PROBLEM TO WORK ON: Look over the data below and give the number of lines containing the word "ARAÇ", with no other words.

---------- INPUT MATERIAL ----------

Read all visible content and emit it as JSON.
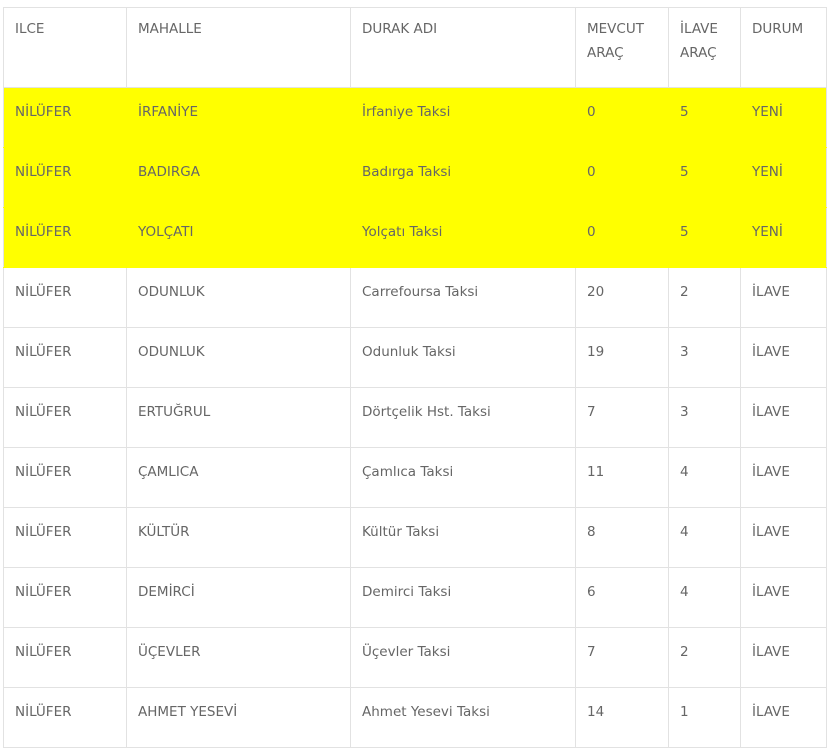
{
  "table": {
    "headers": {
      "ilce": "ILCE",
      "mahalle": "MAHALLE",
      "durak_adi": "DURAK ADI",
      "mevcut_arac": "MEVCUT ARAÇ",
      "ilave_arac": "İLAVE ARAÇ",
      "durum": "DURUM"
    },
    "highlight_color": "#ffff00",
    "rows": [
      {
        "ilce": "NİLÜFER",
        "mahalle": "İRFANİYE",
        "durak_adi": "İrfaniye Taksi",
        "mevcut_arac": "0",
        "ilave_arac": "5",
        "durum": "YENİ",
        "highlighted": true
      },
      {
        "ilce": "NİLÜFER",
        "mahalle": "BADIRGA",
        "durak_adi": "Badırga Taksi",
        "mevcut_arac": "0",
        "ilave_arac": "5",
        "durum": "YENİ",
        "highlighted": true
      },
      {
        "ilce": "NİLÜFER",
        "mahalle": "YOLÇATI",
        "durak_adi": "Yolçatı Taksi",
        "mevcut_arac": "0",
        "ilave_arac": "5",
        "durum": "YENİ",
        "highlighted": true
      },
      {
        "ilce": "NİLÜFER",
        "mahalle": "ODUNLUK",
        "durak_adi": "Carrefoursa Taksi",
        "mevcut_arac": "20",
        "ilave_arac": "2",
        "durum": "İLAVE",
        "highlighted": false
      },
      {
        "ilce": "NİLÜFER",
        "mahalle": "ODUNLUK",
        "durak_adi": "Odunluk Taksi",
        "mevcut_arac": "19",
        "ilave_arac": "3",
        "durum": "İLAVE",
        "highlighted": false
      },
      {
        "ilce": "NİLÜFER",
        "mahalle": "ERTUĞRUL",
        "durak_adi": "Dörtçelik Hst. Taksi",
        "mevcut_arac": "7",
        "ilave_arac": "3",
        "durum": "İLAVE",
        "highlighted": false
      },
      {
        "ilce": "NİLÜFER",
        "mahalle": "ÇAMLICA",
        "durak_adi": "Çamlıca Taksi",
        "mevcut_arac": "11",
        "ilave_arac": "4",
        "durum": "İLAVE",
        "highlighted": false
      },
      {
        "ilce": "NİLÜFER",
        "mahalle": "KÜLTÜR",
        "durak_adi": "Kültür Taksi",
        "mevcut_arac": "8",
        "ilave_arac": "4",
        "durum": "İLAVE",
        "highlighted": false
      },
      {
        "ilce": "NİLÜFER",
        "mahalle": "DEMİRCİ",
        "durak_adi": "Demirci Taksi",
        "mevcut_arac": "6",
        "ilave_arac": "4",
        "durum": "İLAVE",
        "highlighted": false
      },
      {
        "ilce": "NİLÜFER",
        "mahalle": "ÜÇEVLER",
        "durak_adi": "Üçevler Taksi",
        "mevcut_arac": "7",
        "ilave_arac": "2",
        "durum": "İLAVE",
        "highlighted": false
      },
      {
        "ilce": "NİLÜFER",
        "mahalle": "AHMET YESEVİ",
        "durak_adi": "Ahmet Yesevi Taksi",
        "mevcut_arac": "14",
        "ilave_arac": "1",
        "durum": "İLAVE",
        "highlighted": false
      }
    ]
  }
}
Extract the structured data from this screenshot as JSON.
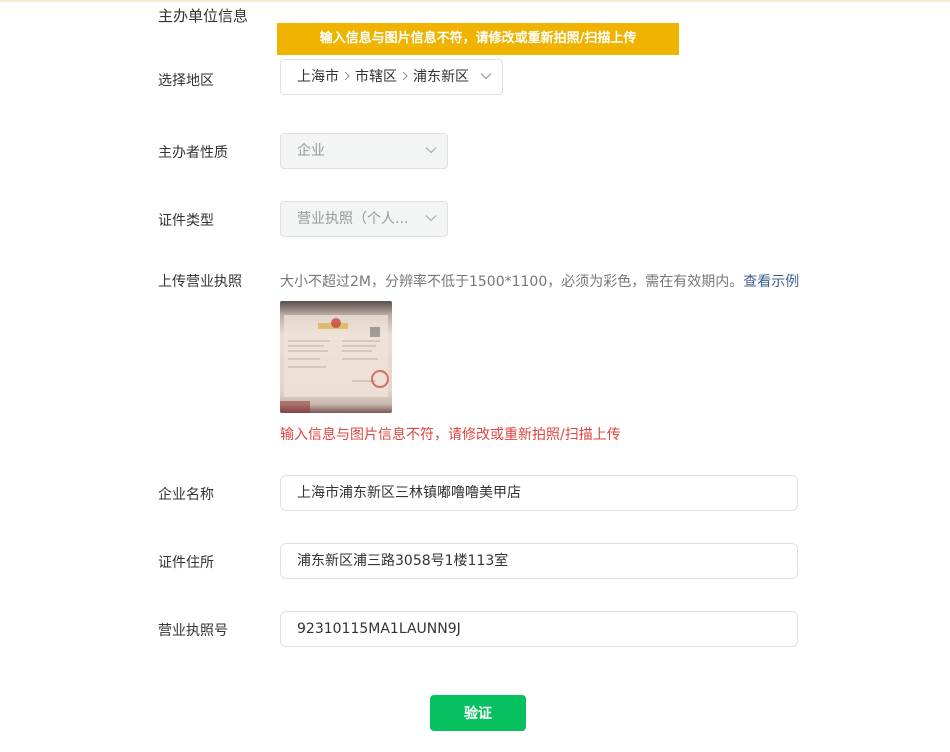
{
  "section_title": "主办单位信息",
  "toast_message": "输入信息与图片信息不符，请修改或重新拍照/扫描上传",
  "region": {
    "label": "选择地区",
    "parts": [
      "上海市",
      "市辖区",
      "浦东新区"
    ]
  },
  "organizer_nature": {
    "label": "主办者性质",
    "value": "企业"
  },
  "certificate_type": {
    "label": "证件类型",
    "value": "营业执照（个人..."
  },
  "upload": {
    "label": "上传营业执照",
    "hint": "大小不超过2M，分辨率不低于1500*1100，必须为彩色，需在有效期内。",
    "example_link": "查看示例",
    "error": "输入信息与图片信息不符，请修改或重新拍照/扫描上传"
  },
  "company_name": {
    "label": "企业名称",
    "value": "上海市浦东新区三林镇嘟噜噜美甲店"
  },
  "certificate_address": {
    "label": "证件住所",
    "value": "浦东新区浦三路3058号1楼113室"
  },
  "license_number": {
    "label": "营业执照号",
    "value": "92310115MA1LAUNN9J"
  },
  "verify_button": "验证",
  "colors": {
    "toast": "#efb300",
    "error": "#e0443e",
    "link": "#3f5f8f",
    "primary_button": "#07c160"
  }
}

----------

ANSWER BOX: 2